Comb through the entries for "JSON" and pull out each line that holds it.

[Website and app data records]
BEGIN
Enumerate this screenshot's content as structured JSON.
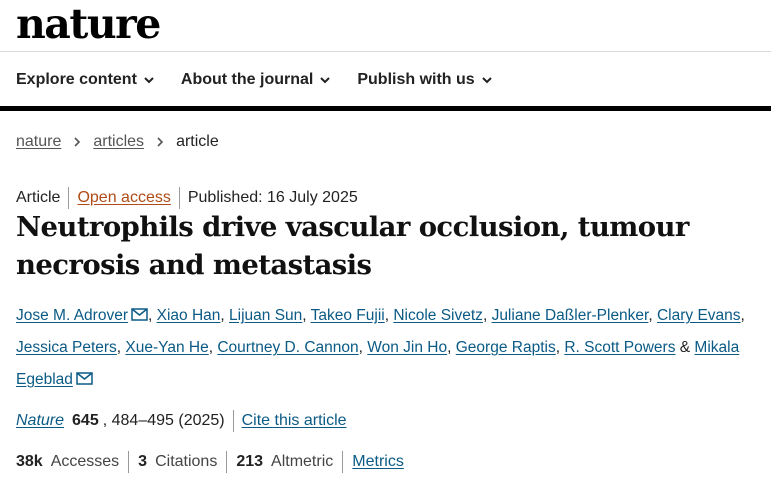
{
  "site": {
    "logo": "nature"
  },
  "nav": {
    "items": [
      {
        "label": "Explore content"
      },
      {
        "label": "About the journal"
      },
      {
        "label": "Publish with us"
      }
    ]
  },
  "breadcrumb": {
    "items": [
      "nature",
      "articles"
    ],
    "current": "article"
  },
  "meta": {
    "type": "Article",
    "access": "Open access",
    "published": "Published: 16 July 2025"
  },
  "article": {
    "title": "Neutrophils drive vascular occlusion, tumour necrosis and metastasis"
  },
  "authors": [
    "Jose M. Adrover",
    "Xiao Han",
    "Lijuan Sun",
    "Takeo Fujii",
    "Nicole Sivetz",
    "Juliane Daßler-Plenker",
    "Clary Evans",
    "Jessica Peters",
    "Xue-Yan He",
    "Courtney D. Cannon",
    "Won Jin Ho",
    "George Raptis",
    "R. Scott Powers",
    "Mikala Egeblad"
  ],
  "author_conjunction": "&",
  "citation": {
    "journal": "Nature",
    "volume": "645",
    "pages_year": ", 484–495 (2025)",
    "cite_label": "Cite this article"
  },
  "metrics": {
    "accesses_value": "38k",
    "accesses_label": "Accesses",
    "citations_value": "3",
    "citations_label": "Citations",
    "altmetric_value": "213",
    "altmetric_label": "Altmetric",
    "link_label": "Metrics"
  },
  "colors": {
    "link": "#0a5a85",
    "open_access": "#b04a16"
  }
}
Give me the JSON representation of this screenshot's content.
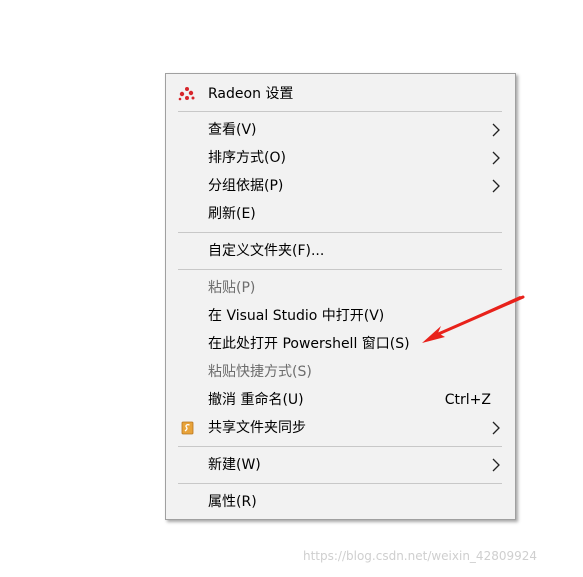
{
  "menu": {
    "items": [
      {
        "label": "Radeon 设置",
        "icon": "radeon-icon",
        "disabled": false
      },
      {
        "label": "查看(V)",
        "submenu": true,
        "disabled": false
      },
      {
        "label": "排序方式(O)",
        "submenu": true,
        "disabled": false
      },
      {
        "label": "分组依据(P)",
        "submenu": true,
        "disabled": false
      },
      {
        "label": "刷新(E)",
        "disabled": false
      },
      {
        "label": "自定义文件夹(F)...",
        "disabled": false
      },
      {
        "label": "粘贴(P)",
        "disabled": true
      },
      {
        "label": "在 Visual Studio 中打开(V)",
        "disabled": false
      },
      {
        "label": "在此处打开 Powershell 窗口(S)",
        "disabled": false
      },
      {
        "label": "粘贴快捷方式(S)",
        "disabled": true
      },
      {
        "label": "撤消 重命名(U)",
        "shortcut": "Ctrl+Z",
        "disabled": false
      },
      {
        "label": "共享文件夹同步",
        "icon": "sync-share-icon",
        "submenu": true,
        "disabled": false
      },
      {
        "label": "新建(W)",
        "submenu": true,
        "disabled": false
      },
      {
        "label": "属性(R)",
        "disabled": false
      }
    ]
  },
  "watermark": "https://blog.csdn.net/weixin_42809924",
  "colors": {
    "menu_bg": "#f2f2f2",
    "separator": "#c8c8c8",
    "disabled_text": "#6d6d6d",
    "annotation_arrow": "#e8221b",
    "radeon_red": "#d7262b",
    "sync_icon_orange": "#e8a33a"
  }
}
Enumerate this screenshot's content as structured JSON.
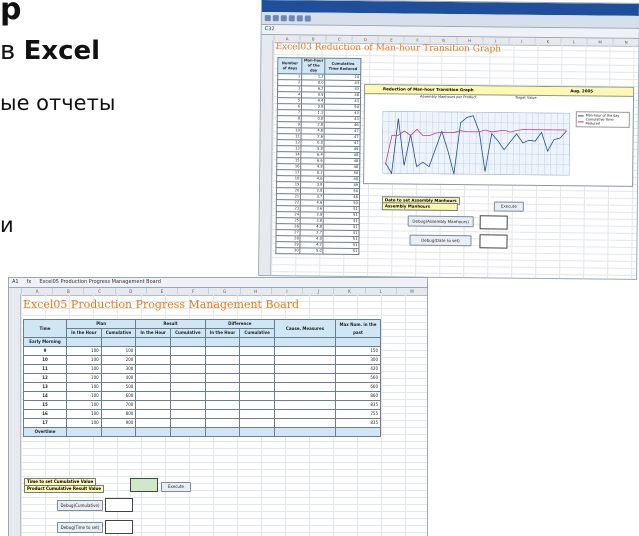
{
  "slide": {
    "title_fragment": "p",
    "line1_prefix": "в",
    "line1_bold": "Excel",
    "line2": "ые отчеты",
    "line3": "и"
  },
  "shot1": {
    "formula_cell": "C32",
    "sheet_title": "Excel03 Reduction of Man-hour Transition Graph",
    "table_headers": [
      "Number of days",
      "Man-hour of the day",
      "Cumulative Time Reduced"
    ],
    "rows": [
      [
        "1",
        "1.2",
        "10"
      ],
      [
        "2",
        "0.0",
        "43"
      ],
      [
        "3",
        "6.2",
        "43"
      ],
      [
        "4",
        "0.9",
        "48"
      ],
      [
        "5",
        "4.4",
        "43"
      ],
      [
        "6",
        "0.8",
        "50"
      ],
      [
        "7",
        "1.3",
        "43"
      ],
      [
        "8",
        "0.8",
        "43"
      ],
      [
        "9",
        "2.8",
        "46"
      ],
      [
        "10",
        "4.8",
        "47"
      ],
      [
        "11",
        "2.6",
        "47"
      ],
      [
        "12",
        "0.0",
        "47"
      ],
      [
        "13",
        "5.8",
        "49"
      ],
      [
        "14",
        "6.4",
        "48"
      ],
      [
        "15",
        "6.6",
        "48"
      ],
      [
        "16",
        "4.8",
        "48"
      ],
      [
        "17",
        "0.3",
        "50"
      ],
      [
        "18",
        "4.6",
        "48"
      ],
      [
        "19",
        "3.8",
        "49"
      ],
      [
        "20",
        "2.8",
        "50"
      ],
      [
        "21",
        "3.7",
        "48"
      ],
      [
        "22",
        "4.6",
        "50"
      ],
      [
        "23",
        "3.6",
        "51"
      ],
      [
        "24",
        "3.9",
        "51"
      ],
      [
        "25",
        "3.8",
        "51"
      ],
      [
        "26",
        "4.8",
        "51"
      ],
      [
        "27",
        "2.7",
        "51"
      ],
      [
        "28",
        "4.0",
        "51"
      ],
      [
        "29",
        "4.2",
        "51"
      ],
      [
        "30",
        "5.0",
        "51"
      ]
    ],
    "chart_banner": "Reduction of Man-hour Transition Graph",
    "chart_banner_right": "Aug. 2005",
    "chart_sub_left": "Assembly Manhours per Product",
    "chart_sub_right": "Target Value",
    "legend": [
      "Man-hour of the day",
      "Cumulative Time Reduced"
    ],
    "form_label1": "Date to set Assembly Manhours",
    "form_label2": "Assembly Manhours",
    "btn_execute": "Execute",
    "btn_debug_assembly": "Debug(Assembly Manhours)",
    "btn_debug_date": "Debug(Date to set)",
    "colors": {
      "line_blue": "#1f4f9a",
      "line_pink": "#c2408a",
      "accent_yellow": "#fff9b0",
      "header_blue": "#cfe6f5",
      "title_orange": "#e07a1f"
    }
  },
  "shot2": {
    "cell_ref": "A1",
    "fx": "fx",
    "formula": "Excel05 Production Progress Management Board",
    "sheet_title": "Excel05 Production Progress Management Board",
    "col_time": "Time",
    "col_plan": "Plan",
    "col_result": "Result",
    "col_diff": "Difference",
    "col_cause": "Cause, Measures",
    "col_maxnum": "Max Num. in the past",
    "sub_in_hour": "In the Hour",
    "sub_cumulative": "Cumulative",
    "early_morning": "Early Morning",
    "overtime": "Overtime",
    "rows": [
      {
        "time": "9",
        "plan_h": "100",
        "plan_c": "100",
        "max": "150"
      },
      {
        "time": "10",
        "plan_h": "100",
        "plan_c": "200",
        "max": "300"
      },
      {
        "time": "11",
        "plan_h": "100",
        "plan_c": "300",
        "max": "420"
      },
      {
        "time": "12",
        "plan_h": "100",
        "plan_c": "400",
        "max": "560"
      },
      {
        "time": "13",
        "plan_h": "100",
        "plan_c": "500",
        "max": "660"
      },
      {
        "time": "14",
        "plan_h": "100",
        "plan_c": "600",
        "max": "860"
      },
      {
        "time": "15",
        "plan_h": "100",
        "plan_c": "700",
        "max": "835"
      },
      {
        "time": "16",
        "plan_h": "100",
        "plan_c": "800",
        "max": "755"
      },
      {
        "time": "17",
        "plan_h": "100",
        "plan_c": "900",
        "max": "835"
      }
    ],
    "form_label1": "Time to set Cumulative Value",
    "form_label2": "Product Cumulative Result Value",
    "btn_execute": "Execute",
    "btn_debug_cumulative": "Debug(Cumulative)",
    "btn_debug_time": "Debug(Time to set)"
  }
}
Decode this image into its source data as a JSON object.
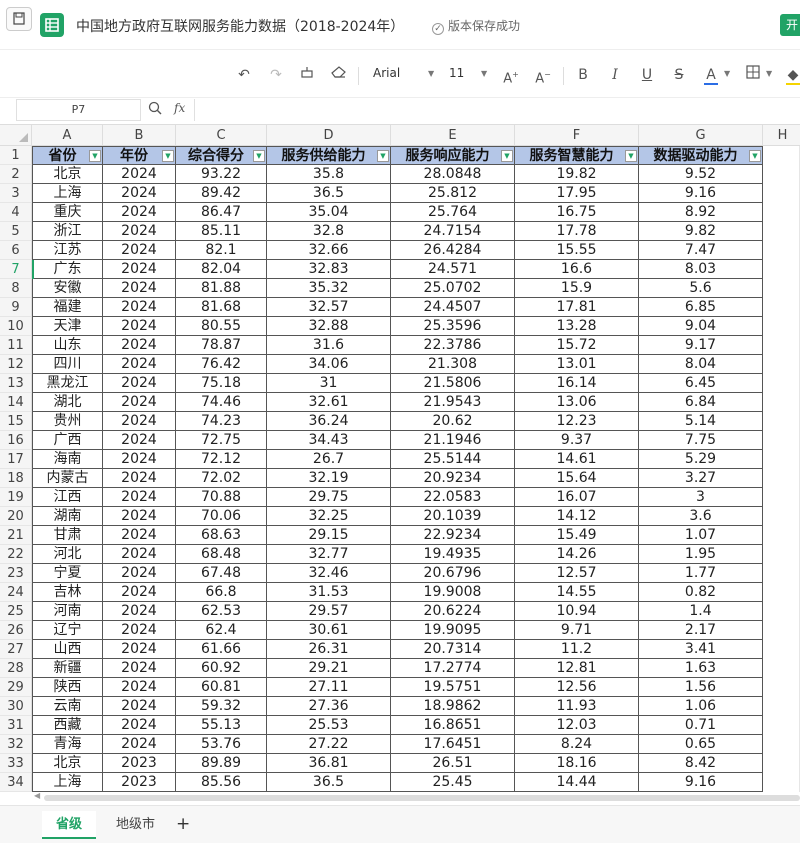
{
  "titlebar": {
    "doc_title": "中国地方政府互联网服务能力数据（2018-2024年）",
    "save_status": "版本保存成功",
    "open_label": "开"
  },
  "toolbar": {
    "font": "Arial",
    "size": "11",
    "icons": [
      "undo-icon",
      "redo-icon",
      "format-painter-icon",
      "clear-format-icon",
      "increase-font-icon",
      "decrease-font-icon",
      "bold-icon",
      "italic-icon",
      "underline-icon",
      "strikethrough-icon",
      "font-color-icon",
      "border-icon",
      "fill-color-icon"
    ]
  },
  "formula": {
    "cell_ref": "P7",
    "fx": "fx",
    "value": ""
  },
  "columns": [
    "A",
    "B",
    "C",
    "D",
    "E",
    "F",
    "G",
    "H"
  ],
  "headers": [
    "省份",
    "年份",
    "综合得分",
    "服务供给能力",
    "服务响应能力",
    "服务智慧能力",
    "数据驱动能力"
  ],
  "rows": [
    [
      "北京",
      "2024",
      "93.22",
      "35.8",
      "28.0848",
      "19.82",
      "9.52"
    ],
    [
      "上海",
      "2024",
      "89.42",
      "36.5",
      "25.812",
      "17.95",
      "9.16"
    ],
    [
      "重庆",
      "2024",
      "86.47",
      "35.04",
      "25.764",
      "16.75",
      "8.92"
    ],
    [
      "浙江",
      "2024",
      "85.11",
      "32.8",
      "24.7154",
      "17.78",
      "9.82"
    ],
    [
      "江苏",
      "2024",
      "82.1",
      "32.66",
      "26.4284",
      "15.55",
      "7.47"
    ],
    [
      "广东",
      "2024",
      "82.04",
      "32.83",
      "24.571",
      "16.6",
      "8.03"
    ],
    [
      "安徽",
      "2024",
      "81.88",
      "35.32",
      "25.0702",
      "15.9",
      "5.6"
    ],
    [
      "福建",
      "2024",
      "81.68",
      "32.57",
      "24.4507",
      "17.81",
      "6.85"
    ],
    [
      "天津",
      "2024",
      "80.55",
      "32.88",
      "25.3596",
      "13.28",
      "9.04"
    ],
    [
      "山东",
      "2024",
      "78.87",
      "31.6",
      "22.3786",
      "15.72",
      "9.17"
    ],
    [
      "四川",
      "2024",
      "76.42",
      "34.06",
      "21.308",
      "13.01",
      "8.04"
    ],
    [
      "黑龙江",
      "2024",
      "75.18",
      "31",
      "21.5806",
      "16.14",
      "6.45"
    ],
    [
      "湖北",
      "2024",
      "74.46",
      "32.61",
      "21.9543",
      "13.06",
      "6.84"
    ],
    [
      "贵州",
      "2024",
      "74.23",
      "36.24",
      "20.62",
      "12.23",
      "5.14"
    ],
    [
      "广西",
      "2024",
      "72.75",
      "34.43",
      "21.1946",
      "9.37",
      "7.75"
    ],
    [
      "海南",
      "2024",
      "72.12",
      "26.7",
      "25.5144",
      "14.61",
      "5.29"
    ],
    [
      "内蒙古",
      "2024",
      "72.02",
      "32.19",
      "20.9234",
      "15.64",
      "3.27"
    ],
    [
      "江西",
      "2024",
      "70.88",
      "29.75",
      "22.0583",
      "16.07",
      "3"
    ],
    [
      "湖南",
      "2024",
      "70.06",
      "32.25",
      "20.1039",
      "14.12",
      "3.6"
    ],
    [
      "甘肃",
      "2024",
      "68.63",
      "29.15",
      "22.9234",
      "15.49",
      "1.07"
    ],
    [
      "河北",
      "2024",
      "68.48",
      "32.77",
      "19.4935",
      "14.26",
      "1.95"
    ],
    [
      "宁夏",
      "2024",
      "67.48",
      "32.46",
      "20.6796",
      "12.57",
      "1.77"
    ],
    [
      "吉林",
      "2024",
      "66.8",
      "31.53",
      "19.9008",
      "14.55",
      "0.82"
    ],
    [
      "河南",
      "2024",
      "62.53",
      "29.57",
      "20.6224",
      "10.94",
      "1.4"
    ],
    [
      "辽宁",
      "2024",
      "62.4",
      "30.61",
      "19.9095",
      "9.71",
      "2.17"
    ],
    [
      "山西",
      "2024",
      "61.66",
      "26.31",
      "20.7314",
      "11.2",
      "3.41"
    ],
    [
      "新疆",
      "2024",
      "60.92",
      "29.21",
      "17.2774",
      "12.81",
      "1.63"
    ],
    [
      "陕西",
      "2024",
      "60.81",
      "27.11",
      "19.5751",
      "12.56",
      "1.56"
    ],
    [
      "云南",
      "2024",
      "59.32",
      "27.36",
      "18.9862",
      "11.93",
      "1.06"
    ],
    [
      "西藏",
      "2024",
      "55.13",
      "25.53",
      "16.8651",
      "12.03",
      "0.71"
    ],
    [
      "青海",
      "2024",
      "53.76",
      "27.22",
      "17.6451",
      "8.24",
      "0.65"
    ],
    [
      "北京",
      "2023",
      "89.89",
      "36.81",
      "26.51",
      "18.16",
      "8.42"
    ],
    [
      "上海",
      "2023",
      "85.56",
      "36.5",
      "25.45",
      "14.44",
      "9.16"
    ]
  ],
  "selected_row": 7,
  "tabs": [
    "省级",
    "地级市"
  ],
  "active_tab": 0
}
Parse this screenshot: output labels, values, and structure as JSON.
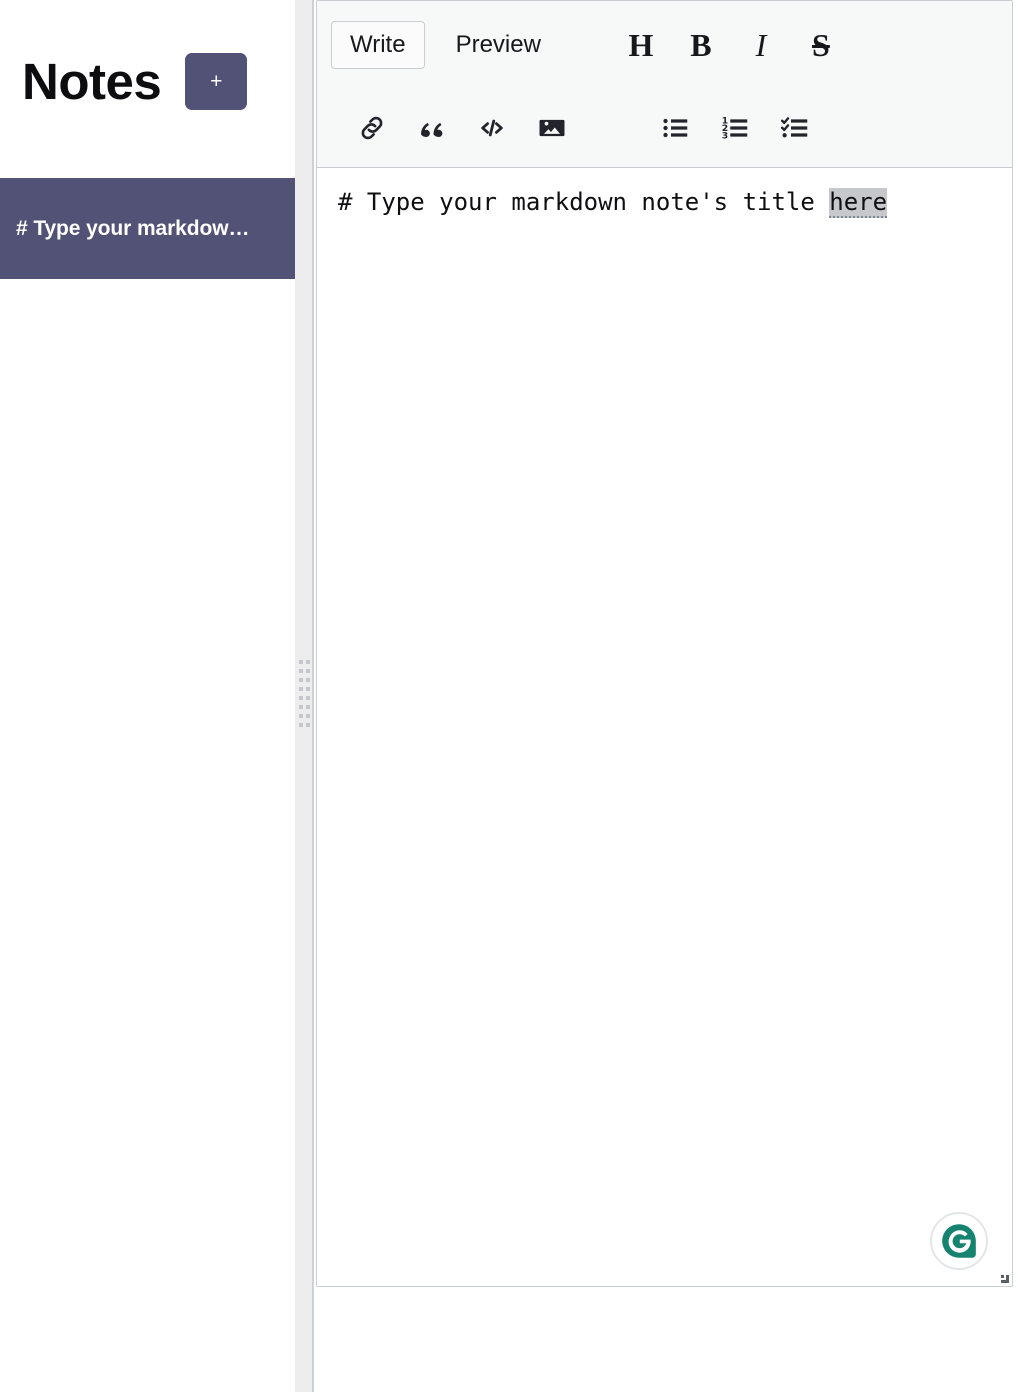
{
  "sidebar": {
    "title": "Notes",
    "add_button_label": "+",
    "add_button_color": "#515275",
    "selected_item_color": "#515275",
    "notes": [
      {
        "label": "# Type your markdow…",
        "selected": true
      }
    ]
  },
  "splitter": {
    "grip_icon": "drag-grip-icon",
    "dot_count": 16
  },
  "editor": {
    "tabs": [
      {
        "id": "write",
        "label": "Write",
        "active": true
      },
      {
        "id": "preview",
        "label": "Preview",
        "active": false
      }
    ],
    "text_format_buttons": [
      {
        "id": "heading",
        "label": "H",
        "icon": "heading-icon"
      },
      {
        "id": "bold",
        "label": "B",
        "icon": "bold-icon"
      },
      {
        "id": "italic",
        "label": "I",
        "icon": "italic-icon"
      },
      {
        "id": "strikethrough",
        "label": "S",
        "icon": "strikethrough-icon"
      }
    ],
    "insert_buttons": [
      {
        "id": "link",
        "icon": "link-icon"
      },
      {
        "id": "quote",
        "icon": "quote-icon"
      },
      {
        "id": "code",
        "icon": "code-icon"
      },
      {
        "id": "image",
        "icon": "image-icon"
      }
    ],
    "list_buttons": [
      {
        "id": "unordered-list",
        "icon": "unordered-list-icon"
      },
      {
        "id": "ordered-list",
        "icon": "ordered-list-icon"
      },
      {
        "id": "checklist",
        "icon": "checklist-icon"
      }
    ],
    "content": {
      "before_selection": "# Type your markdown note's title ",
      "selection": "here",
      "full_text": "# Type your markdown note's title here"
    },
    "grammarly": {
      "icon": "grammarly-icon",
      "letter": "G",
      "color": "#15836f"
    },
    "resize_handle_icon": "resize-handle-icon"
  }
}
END
**WRITTEN SOLUTION:**
Enumerate this screenshot's content as structured JSON.
Give me the JSON representation of this screenshot's content.
Enumerate this screenshot's content as structured JSON.
Decode this image into its source data as a JSON object.
Parse this screenshot: output labels, values, and structure as JSON.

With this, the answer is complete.